[TASK OBJECTIVE]: Where a line holds the word "true", copy that line from the data below.

[DATA TO EXAMINE]:
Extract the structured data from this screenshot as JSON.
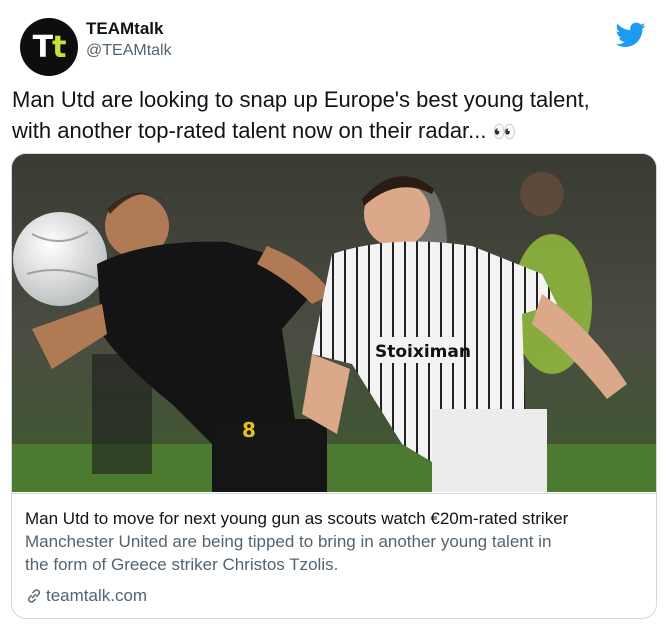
{
  "account": {
    "display_name": "TEAMtalk",
    "handle": "@TEAMtalk",
    "avatar_letters": [
      "T",
      "t"
    ]
  },
  "platform_icon": "twitter-bird-icon",
  "tweet": {
    "line1": "Man Utd are looking to snap up Europe's best young talent,",
    "line2": "with another top-rated talent now on their radar...",
    "emoji": "👀"
  },
  "card": {
    "image_description_icon": "football-match-photo",
    "shirt_sponsor": "Stoiximan",
    "shirt_number": "8",
    "title": "Man Utd to move for next young gun as scouts watch €20m-rated striker",
    "description_line1": "Manchester United are being tipped to bring in another young talent in",
    "description_line2": "the form of Greece striker Christos Tzolis.",
    "domain": "teamtalk.com",
    "domain_icon": "link-icon"
  },
  "colors": {
    "twitter_blue": "#1d9bf0",
    "text_primary": "#0f1419",
    "text_secondary": "#536471",
    "border": "#cfd9de",
    "avatar_accent": "#c8e03a"
  }
}
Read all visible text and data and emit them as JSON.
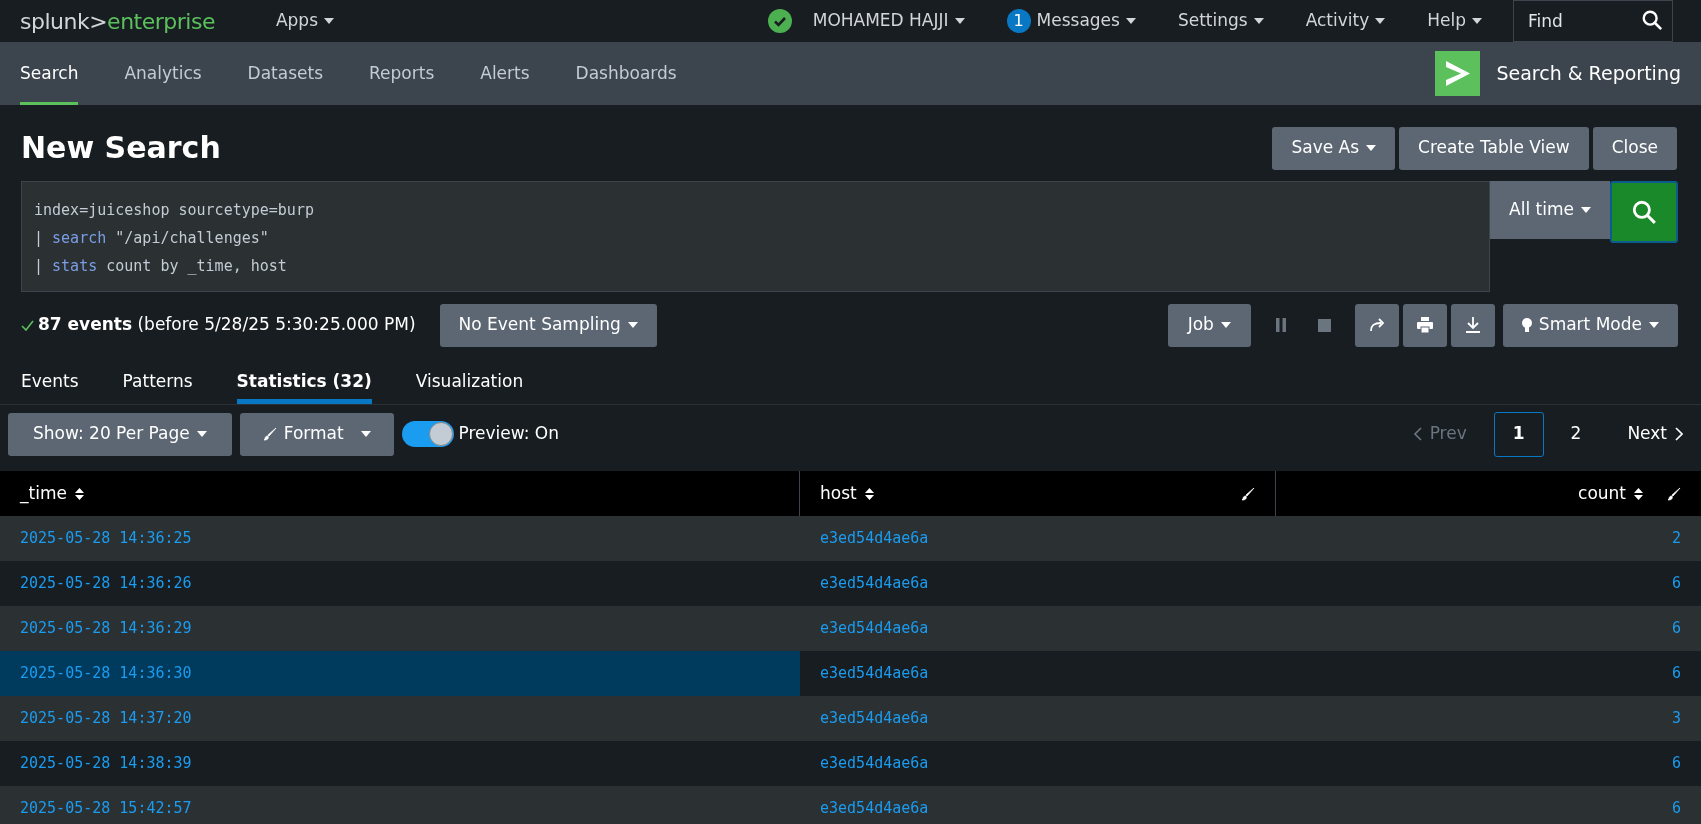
{
  "top_bar": {
    "logo": {
      "brand": "splunk>",
      "product": "enterprise"
    },
    "apps_menu": "Apps",
    "user_menu": "MOHAMED HAJJI",
    "messages": {
      "count": "1",
      "label": "Messages"
    },
    "menus": [
      "Settings",
      "Activity",
      "Help"
    ],
    "find": {
      "placeholder": "Find"
    }
  },
  "app_nav": {
    "items": [
      {
        "label": "Search",
        "selected": true
      },
      {
        "label": "Analytics",
        "selected": false
      },
      {
        "label": "Datasets",
        "selected": false
      },
      {
        "label": "Reports",
        "selected": false
      },
      {
        "label": "Alerts",
        "selected": false
      },
      {
        "label": "Dashboards",
        "selected": false
      }
    ],
    "app_title": "Search & Reporting"
  },
  "page": {
    "title": "New Search",
    "actions": [
      {
        "label": "Save As",
        "dropdown": true
      },
      {
        "label": "Create Table View",
        "dropdown": false
      },
      {
        "label": "Close",
        "dropdown": false
      }
    ]
  },
  "query": {
    "lines": [
      {
        "args": "index=juiceshop sourcetype=burp"
      },
      {
        "pipe": "|",
        "command": "search",
        "args": "\"/api/challenges\""
      },
      {
        "pipe": "|",
        "command": "stats",
        "args": "count by _time, host"
      }
    ],
    "time_range": "All time"
  },
  "status": {
    "summary": "**87 events** (before 5/28/25 5:30:25.000 PM)",
    "sampling": "No Event Sampling",
    "job": "Job",
    "mode": "Smart Mode"
  },
  "result_tabs": [
    {
      "label": "Events",
      "selected": false
    },
    {
      "label": "Patterns",
      "selected": false
    },
    {
      "label": "Statistics (32)",
      "selected": true
    },
    {
      "label": "Visualization",
      "selected": false
    }
  ],
  "toolbar": {
    "show": "Show: 20 Per Page",
    "format": "Format",
    "preview": {
      "label": "Preview: On",
      "on": true
    },
    "pagination": {
      "prev": {
        "label": "Prev",
        "disabled": true
      },
      "pages": [
        {
          "label": "1",
          "selected": true
        },
        {
          "label": "2",
          "selected": false
        }
      ],
      "next": {
        "label": "Next",
        "disabled": false
      }
    }
  },
  "table": {
    "columns": [
      {
        "label": "_time",
        "format": false
      },
      {
        "label": "host",
        "format": true
      },
      {
        "label": "count",
        "format": true
      }
    ],
    "rows": [
      {
        "cells": [
          "2025-05-28 14:36:25",
          "e3ed54d4ae6a",
          "2"
        ],
        "selected": false
      },
      {
        "cells": [
          "2025-05-28 14:36:26",
          "e3ed54d4ae6a",
          "6"
        ],
        "selected": false
      },
      {
        "cells": [
          "2025-05-28 14:36:29",
          "e3ed54d4ae6a",
          "6"
        ],
        "selected": false
      },
      {
        "cells": [
          "2025-05-28 14:36:30",
          "e3ed54d4ae6a",
          "6"
        ],
        "selected": true
      },
      {
        "cells": [
          "2025-05-28 14:37:20",
          "e3ed54d4ae6a",
          "3"
        ],
        "selected": false
      },
      {
        "cells": [
          "2025-05-28 14:38:39",
          "e3ed54d4ae6a",
          "6"
        ],
        "selected": false
      },
      {
        "cells": [
          "2025-05-28 15:42:57",
          "e3ed54d4ae6a",
          "6"
        ],
        "selected": false
      }
    ]
  }
}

[WRITTEN RESPONSE]:
        "selected": true
        "dropdown": true
      "selected": true
      "on": true
        "disabled": true
          "selected": true
        "format": true
        "format": true
        "selected": true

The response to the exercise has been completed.